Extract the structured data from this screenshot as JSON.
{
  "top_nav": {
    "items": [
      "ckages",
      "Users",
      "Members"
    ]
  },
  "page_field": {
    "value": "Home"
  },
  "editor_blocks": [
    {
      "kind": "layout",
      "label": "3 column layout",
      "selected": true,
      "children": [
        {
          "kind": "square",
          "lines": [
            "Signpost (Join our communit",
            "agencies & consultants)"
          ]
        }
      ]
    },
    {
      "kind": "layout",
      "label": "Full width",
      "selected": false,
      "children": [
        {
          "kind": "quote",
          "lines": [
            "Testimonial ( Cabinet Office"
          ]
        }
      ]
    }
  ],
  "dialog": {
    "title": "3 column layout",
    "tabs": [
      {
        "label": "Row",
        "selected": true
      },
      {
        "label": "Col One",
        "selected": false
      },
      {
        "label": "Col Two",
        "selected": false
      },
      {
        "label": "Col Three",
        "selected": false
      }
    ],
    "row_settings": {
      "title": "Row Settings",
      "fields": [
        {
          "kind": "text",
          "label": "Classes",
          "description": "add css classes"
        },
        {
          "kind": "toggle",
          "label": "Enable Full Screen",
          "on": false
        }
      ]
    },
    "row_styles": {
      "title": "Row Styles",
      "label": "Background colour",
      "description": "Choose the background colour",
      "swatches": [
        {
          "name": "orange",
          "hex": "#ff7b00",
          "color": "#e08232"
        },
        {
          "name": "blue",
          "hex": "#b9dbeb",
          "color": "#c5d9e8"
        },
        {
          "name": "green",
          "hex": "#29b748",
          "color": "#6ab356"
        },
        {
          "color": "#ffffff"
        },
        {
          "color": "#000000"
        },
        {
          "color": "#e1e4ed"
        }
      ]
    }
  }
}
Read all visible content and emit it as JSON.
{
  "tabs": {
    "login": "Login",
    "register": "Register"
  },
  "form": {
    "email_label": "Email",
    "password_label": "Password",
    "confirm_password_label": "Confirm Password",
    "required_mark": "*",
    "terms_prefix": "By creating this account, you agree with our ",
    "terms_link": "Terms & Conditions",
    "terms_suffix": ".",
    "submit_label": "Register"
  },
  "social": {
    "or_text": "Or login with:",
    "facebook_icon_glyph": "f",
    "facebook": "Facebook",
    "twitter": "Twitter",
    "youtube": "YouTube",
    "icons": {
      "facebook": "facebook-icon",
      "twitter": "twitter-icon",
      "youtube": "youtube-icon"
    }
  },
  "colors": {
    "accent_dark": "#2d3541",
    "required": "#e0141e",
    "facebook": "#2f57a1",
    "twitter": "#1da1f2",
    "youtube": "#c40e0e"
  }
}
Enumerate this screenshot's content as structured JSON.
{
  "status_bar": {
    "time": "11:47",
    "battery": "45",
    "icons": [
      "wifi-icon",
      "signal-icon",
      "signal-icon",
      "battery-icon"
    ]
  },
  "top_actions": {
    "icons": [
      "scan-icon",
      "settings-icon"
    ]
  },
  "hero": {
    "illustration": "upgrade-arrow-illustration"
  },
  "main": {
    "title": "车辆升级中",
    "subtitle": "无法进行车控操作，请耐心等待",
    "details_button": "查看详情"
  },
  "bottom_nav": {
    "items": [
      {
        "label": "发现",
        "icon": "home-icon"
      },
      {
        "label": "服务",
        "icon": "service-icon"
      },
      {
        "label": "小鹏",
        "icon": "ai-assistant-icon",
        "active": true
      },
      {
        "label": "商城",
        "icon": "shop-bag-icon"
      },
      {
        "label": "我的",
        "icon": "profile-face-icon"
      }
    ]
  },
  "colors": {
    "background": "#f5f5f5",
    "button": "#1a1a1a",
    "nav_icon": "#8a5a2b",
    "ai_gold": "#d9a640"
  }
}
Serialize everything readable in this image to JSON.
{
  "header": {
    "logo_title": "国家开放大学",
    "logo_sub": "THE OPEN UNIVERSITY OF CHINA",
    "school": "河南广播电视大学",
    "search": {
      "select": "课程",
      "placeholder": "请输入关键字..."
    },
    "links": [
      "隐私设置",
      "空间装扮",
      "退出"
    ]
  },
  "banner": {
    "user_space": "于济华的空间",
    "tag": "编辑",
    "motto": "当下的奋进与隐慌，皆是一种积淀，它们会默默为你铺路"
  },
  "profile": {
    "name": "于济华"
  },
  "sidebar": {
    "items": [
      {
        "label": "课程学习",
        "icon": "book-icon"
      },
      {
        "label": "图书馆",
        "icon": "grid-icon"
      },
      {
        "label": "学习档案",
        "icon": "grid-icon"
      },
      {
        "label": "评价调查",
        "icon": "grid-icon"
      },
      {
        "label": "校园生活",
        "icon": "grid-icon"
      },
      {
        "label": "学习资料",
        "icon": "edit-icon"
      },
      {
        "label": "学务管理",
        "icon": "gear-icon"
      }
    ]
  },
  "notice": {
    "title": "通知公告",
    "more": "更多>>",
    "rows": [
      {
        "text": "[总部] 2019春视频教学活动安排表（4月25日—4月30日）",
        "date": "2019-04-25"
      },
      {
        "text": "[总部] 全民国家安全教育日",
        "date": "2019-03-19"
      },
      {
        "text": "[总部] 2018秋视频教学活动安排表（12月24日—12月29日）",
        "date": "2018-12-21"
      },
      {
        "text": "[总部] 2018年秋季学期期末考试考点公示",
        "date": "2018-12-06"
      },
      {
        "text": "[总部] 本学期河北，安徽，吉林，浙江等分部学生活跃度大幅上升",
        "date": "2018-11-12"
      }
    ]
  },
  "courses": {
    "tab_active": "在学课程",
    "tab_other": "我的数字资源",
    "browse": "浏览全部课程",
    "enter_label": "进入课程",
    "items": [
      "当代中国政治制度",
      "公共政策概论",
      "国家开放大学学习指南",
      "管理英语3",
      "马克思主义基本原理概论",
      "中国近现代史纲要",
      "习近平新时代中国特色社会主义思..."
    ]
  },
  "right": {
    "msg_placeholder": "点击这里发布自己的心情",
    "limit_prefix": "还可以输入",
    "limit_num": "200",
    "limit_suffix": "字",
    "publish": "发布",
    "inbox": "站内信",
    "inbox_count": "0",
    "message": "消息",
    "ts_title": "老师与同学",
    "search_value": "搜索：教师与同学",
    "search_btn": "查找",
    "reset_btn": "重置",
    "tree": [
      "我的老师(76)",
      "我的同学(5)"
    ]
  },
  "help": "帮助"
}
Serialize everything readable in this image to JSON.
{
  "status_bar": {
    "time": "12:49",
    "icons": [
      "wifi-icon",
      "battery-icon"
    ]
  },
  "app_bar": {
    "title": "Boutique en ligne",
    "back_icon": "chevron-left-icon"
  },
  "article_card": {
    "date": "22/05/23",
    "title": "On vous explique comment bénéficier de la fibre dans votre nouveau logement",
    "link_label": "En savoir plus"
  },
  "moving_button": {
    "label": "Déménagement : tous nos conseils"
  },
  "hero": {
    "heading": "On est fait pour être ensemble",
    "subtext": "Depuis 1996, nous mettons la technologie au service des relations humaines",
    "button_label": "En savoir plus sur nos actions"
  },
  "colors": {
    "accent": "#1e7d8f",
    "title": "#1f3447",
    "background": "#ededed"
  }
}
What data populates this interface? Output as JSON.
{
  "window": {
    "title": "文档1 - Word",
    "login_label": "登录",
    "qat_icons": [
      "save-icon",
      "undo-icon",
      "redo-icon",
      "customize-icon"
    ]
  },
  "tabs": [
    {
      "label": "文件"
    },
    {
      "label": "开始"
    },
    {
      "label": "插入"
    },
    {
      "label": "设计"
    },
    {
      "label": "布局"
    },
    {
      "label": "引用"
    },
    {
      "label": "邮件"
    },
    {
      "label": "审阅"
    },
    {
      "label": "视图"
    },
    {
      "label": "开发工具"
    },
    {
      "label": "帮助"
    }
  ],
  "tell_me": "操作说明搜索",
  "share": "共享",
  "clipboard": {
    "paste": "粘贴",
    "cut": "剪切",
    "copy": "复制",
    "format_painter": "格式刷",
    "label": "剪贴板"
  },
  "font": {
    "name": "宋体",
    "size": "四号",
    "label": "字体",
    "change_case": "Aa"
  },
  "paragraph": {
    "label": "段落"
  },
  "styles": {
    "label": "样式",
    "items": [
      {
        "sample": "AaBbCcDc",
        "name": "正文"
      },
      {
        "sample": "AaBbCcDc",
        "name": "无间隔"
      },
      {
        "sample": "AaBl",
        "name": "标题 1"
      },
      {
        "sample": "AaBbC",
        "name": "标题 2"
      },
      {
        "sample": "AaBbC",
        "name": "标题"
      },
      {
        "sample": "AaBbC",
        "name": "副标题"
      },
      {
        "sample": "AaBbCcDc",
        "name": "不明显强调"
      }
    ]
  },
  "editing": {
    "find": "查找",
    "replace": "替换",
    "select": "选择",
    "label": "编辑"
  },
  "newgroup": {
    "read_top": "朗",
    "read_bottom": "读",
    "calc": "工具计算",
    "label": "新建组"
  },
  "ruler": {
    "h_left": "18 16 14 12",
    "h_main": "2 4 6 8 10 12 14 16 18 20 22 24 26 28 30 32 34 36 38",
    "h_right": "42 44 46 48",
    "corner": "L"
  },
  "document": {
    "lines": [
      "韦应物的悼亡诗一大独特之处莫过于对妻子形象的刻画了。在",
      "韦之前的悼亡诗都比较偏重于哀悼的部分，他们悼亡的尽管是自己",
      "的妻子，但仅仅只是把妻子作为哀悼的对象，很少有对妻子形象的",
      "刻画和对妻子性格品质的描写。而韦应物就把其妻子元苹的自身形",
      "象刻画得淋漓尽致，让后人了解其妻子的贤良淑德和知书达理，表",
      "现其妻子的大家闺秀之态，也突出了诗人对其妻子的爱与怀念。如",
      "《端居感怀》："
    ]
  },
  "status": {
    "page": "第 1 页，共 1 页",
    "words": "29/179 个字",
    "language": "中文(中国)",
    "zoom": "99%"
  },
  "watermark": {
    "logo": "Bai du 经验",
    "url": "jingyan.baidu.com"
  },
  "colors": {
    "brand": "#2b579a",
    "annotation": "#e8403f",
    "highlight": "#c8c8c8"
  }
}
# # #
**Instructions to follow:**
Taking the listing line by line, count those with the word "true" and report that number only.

**Solution to the problem:**
3